Tim repainted and installed the vents from the other building which helps get some fresh air moving through.  I assure you the building is already full mainly because there was room to put our utility trailer. Tim often wants to use it in the winter and has to shovel it out of the snow and ice. We were just discussing this evening how we're going to get the rest of the large items in.  There will be stacking involved.  But at least we won't have to reach through the stacks to get a shovel off the wall this winter.  Time to fill it up.

Monday, September 12, 2016

The Hindenburg Disaster of Vegetable Proportions

We've all done it... overlooked something.  Usually its a zucchini carefully camouflaged under the leaves.  You didn't know it was there and then Gadzukes!

It happened to me tonight.  I was walking across the lawn outside the garden when something caught my eye.  Holy Cow!  Is that a zucchini hiding in the marigold?

It sure looked like a zucchini at first glance but upon further inspection I realized it was a cucumber aspiring to be a zucchini.

I was so impressed I had to go get the camera and try to put it in perspective.

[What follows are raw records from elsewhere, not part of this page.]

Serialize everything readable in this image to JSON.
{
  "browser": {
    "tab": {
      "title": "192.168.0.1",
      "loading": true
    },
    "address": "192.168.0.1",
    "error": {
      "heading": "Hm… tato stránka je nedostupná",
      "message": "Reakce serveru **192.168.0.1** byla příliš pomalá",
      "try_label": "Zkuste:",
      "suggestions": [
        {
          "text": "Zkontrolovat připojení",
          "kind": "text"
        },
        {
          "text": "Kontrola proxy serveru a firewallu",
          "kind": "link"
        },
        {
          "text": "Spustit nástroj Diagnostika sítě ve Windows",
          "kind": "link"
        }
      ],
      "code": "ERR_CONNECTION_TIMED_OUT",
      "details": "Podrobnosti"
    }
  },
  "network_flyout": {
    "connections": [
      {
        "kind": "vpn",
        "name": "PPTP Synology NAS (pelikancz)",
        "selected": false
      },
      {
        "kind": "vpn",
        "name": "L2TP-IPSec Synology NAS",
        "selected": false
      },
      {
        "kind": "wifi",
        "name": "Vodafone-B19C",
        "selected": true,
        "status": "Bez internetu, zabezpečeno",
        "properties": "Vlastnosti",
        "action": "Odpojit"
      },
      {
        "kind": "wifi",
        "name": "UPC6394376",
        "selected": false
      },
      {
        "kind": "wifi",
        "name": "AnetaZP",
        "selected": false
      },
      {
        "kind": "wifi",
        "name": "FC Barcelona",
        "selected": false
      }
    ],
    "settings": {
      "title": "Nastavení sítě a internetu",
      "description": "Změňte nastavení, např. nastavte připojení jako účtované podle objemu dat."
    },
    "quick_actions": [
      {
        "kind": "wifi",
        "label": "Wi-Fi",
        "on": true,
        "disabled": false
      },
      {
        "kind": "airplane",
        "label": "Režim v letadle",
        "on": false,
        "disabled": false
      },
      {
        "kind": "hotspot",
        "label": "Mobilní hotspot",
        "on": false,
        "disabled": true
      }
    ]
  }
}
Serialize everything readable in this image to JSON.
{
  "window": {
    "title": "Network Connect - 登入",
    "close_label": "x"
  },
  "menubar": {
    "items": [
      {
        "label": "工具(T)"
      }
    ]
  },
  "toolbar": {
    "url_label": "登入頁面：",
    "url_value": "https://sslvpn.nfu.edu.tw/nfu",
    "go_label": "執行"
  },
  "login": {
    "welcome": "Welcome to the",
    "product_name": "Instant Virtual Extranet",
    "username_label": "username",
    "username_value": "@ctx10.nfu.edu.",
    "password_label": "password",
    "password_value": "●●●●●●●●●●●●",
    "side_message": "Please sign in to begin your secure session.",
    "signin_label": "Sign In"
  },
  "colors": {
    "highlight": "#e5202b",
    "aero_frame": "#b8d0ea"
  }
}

Here it is net to your average sized zucchini.  That's an average size cucumber laying in the basket.  It's really not all that rain-bloated, it's just huge.   About the size of the Hindenburg. It would probably been a bit more edible a few days ago because this is not going to be a cucumber that you just peel and eat or toss casually into your garden salad.  Whomever decides to eat this cucumber is going to have to be real serious about it.